Listen again to the Word of God from Isaiah, “Ho, everyone who thirsts, come to the waters..” Who? Everyone. But certainly I’m not qualified. Do you thirst? Well yes, but I don’t have any money. “And you that have no money, come, buy and eat!” Me!?! Everyone, everyone, everyone. Everyone means me too. Everyone means you too. God wants this banquet feast, this glorious celebration and abundance and satisfaction for everyone. This is the good news of Jesus Christ, this is the Gospel. All qualifications have been removed. All who thirst, the wicked and the righteous, the Jew and the Greek, the man and the women, the poor and the rich, the gay and the straight, all who thirst are invited to come to the waters of God’s love.
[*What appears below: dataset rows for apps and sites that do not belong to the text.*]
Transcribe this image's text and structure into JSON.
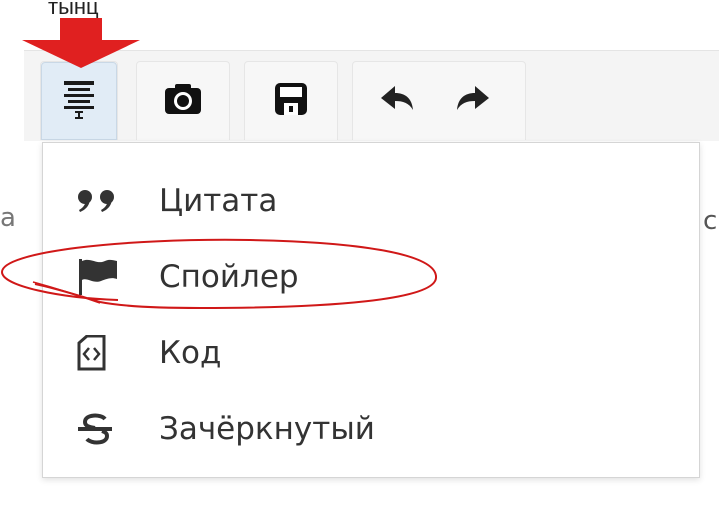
{
  "annotation": {
    "label": "тынц",
    "arrow_color": "#e02020",
    "ellipse_color": "#d01818"
  },
  "background": {
    "left_fragment": "a",
    "right_fragment": "c"
  },
  "toolbar": {
    "buttons": [
      {
        "name": "insert-block",
        "icon": "insert-block-icon",
        "active": true
      },
      {
        "name": "camera",
        "icon": "camera-icon"
      },
      {
        "name": "save",
        "icon": "save-icon"
      },
      {
        "name": "undo",
        "icon": "undo-icon"
      },
      {
        "name": "redo",
        "icon": "redo-icon"
      }
    ]
  },
  "menu": {
    "items": [
      {
        "label": "Цитата",
        "icon": "quote-icon"
      },
      {
        "label": "Спойлер",
        "icon": "flag-icon",
        "highlighted": true
      },
      {
        "label": "Код",
        "icon": "code-file-icon"
      },
      {
        "label": "Зачёркнутый",
        "icon": "strikethrough-icon"
      }
    ]
  }
}
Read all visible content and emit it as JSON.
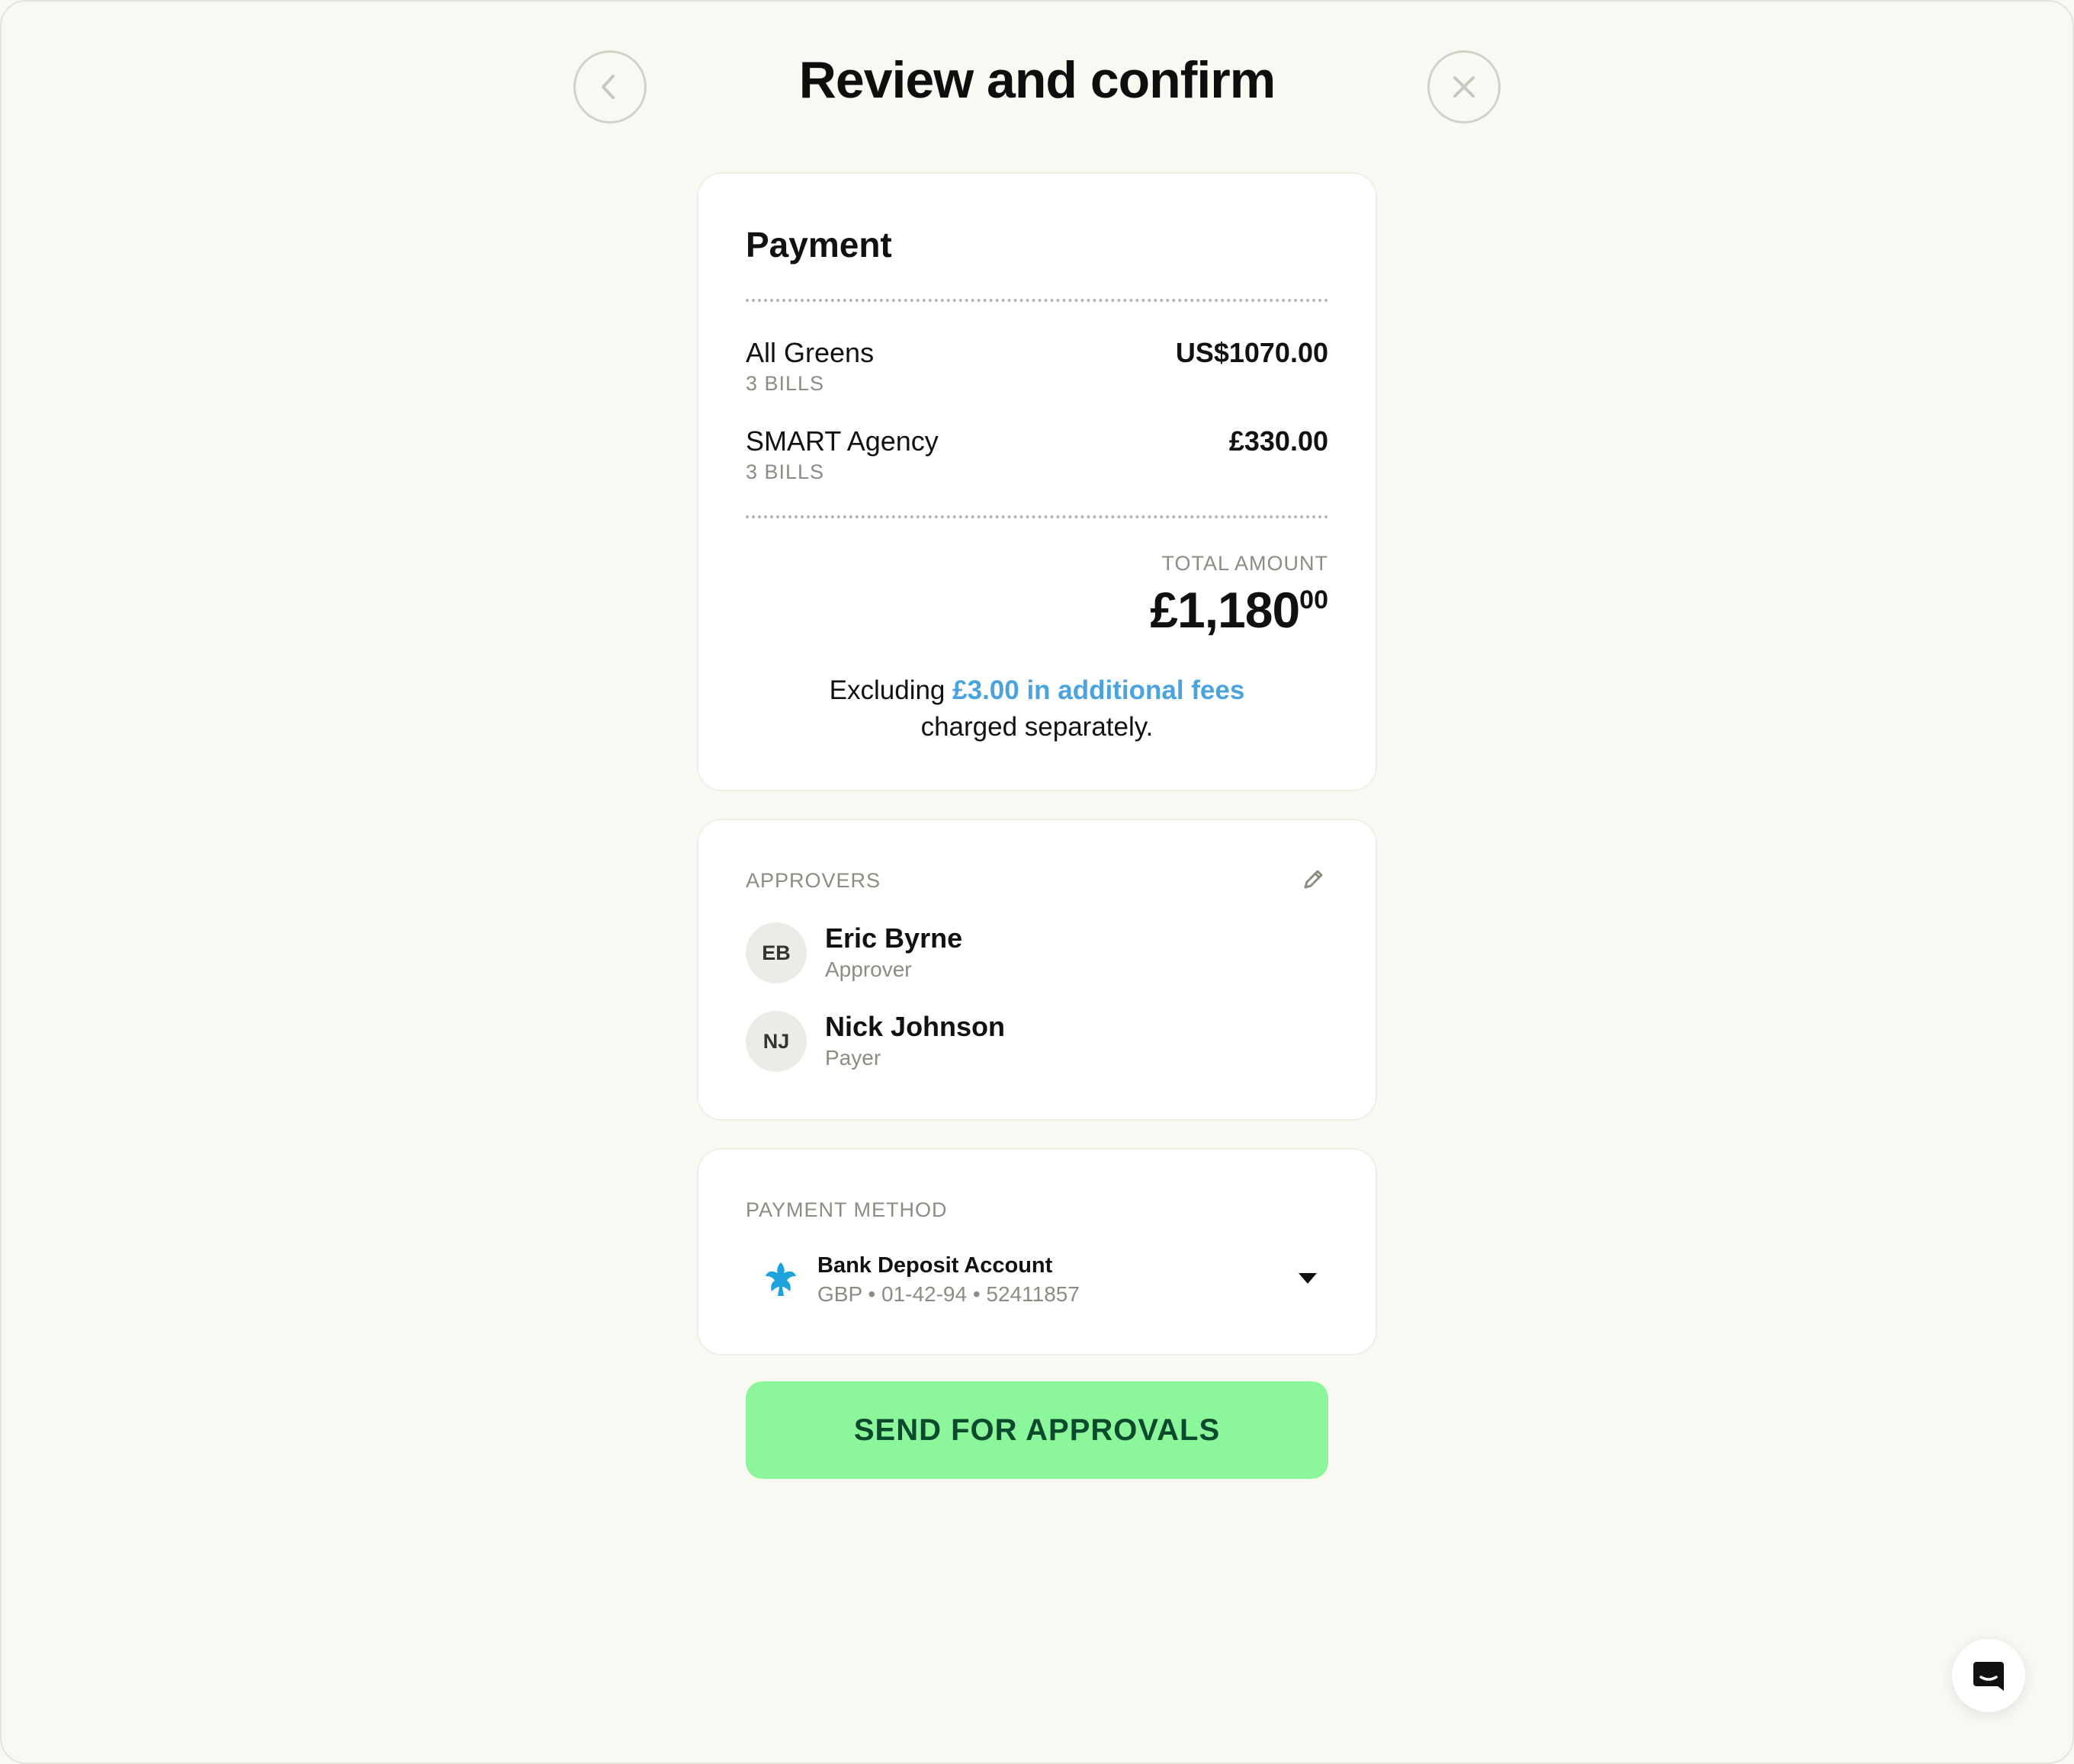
{
  "header": {
    "title": "Review and confirm",
    "back_icon": "chevron-left-icon",
    "close_icon": "close-icon"
  },
  "payment": {
    "title": "Payment",
    "items": [
      {
        "name": "All Greens",
        "sub": "3 BILLS",
        "amount": "US$1070.00"
      },
      {
        "name": "SMART Agency",
        "sub": "3 BILLS",
        "amount": "£330.00"
      }
    ],
    "total_label": "TOTAL AMOUNT",
    "total_main": "£1,180",
    "total_cents": "00",
    "fees_prefix": "Excluding",
    "fees_link": "£3.00 in additional fees",
    "fees_suffix": "charged separately."
  },
  "approvers": {
    "label": "APPROVERS",
    "edit_icon": "pencil-icon",
    "people": [
      {
        "initials": "EB",
        "name": "Eric Byrne",
        "role": "Approver"
      },
      {
        "initials": "NJ",
        "name": "Nick Johnson",
        "role": "Payer"
      }
    ]
  },
  "payment_method": {
    "label": "PAYMENT METHOD",
    "account_name": "Bank Deposit Account",
    "account_details": "GBP • 01-42-94 • 52411857",
    "bank_icon": "eagle-bank-icon",
    "dropdown_icon": "caret-down-icon"
  },
  "cta": {
    "label": "SEND FOR APPROVALS"
  },
  "chat": {
    "icon": "chat-icon"
  },
  "colors": {
    "accent_green": "#8bf79a",
    "cta_text": "#0b4a2c",
    "link_blue": "#4aa3de",
    "background": "#f9f9f4"
  }
}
Even us.
I want more than anything for Salvador and for everyone who happens to encounter St. Paul’s United Church of Christ to know that we proclaim and believe that God’s love is for all. Everything that we do here is meant to communicate that fact to us and to the world. We collect food for the poor because we believe that God loves them and invites them to feast. We help to send books to prisoners because we believe that God loves the guilty and the innocent and redeems all people. We are working towards racial reconciliation because we believe that racism and its effects are in direct contradiction to our belief that God’s love is for everyone. All of this is tremendously important. But none of it will be truly convincing to Salvador, or to anyone else, if we are not able to believe it about ourselves. If each and everyone of us can continually attempt to accept the love of God, to trust in God’s love for us no matter what, than our message of God’s love for the rest of the world becomes far more convincing. We believe, may God help our unbelief. Amen.
Rev. Andrew Greenhaw
Eternal Student, Christian Minister, Buffalo Wing Enthusiast